Records from a data source
════════════════════
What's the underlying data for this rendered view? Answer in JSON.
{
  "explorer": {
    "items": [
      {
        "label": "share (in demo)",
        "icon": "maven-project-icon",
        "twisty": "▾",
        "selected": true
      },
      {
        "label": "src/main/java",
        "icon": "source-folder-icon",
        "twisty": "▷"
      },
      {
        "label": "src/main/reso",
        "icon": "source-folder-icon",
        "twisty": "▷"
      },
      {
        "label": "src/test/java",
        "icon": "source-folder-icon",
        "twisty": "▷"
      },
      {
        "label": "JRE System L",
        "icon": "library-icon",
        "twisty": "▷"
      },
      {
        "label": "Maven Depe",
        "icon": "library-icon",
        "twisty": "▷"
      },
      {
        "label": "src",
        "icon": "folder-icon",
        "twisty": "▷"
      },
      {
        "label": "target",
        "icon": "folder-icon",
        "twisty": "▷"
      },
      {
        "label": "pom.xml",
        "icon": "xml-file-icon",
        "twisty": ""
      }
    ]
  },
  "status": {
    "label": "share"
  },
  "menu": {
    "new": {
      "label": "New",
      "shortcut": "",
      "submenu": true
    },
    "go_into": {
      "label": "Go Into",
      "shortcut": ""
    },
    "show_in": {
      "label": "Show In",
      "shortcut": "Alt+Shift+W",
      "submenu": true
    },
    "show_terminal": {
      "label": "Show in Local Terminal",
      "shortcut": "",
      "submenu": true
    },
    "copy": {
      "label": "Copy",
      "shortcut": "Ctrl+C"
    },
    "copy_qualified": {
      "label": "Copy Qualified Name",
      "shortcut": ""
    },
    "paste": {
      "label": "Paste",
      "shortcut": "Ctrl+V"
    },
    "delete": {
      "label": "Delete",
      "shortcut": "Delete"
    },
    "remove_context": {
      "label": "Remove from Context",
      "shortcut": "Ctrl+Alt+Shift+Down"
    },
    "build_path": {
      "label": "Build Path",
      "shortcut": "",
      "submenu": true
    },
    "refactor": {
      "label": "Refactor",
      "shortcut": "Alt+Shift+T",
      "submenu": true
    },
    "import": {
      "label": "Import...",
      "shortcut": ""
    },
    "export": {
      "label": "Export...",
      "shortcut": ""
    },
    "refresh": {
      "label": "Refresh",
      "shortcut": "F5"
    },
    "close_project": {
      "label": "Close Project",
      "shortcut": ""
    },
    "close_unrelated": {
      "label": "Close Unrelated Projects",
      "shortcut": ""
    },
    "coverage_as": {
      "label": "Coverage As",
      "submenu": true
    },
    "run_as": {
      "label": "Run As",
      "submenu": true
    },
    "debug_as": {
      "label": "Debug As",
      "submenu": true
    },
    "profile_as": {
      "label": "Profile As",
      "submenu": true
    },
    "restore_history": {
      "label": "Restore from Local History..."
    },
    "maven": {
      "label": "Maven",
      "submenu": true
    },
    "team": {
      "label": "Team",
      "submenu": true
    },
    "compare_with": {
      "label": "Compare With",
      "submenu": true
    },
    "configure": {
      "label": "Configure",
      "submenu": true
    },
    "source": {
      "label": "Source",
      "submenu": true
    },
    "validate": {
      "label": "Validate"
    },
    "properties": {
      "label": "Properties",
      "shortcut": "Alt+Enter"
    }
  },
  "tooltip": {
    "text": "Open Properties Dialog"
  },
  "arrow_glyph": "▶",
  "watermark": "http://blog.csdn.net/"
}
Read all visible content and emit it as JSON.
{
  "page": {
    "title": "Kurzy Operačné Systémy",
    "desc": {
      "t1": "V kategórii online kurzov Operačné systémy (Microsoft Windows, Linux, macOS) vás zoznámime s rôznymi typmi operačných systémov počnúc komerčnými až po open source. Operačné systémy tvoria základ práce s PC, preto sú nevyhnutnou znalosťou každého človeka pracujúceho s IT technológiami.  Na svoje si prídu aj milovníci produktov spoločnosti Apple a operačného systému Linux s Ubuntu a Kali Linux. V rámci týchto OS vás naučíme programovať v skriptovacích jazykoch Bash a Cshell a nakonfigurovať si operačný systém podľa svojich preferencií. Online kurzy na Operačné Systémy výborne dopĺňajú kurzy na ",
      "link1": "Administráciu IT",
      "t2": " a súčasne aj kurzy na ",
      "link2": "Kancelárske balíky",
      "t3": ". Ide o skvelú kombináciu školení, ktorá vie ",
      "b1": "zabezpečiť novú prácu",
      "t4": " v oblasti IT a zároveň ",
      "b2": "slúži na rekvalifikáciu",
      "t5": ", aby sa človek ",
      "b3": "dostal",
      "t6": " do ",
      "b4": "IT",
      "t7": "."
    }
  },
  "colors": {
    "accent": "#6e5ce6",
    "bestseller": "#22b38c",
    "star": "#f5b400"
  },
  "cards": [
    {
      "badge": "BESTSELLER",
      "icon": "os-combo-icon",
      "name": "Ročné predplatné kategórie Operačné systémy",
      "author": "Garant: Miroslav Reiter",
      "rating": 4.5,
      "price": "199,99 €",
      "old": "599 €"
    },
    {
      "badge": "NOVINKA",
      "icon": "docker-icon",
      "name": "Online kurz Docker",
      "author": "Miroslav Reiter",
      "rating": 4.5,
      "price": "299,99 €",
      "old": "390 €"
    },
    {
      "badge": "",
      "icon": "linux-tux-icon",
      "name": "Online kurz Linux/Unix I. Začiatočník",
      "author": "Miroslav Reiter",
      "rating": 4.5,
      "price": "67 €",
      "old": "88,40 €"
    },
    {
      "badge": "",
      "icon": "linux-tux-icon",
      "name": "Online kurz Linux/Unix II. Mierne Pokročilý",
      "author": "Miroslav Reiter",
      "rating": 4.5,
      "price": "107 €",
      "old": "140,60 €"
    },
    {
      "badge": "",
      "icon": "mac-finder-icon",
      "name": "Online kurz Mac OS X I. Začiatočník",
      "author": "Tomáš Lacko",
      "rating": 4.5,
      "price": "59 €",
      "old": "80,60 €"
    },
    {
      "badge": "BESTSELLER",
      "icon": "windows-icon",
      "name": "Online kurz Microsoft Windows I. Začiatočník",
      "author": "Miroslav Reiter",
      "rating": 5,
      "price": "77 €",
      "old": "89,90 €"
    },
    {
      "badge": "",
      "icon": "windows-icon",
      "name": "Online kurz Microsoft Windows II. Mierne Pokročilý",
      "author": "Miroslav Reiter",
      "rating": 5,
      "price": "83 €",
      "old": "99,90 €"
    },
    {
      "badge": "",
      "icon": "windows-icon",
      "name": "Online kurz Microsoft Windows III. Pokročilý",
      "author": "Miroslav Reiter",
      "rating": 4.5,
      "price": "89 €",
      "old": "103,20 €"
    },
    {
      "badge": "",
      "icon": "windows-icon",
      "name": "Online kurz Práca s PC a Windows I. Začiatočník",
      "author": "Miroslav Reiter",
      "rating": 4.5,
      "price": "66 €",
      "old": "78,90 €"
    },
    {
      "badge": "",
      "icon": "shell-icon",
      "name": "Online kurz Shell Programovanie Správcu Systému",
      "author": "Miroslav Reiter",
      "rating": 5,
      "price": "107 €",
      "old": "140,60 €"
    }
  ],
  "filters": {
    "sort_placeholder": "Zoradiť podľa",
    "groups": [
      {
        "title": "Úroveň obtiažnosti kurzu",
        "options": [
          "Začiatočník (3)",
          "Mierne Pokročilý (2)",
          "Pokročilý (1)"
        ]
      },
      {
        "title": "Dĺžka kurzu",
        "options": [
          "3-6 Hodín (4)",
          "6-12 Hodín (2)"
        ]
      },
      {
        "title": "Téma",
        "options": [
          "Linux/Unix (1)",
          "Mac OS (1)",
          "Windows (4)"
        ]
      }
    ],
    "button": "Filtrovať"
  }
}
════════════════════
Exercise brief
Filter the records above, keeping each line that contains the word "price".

Exercise solution
      "price": "199,99 €",
      "price": "299,99 €",
      "price": "67 €",
      "price": "107 €",
      "price": "59 €",
      "price": "77 €",
      "price": "83 €",
      "price": "89 €",
      "price": "66 €",
      "price": "107 €",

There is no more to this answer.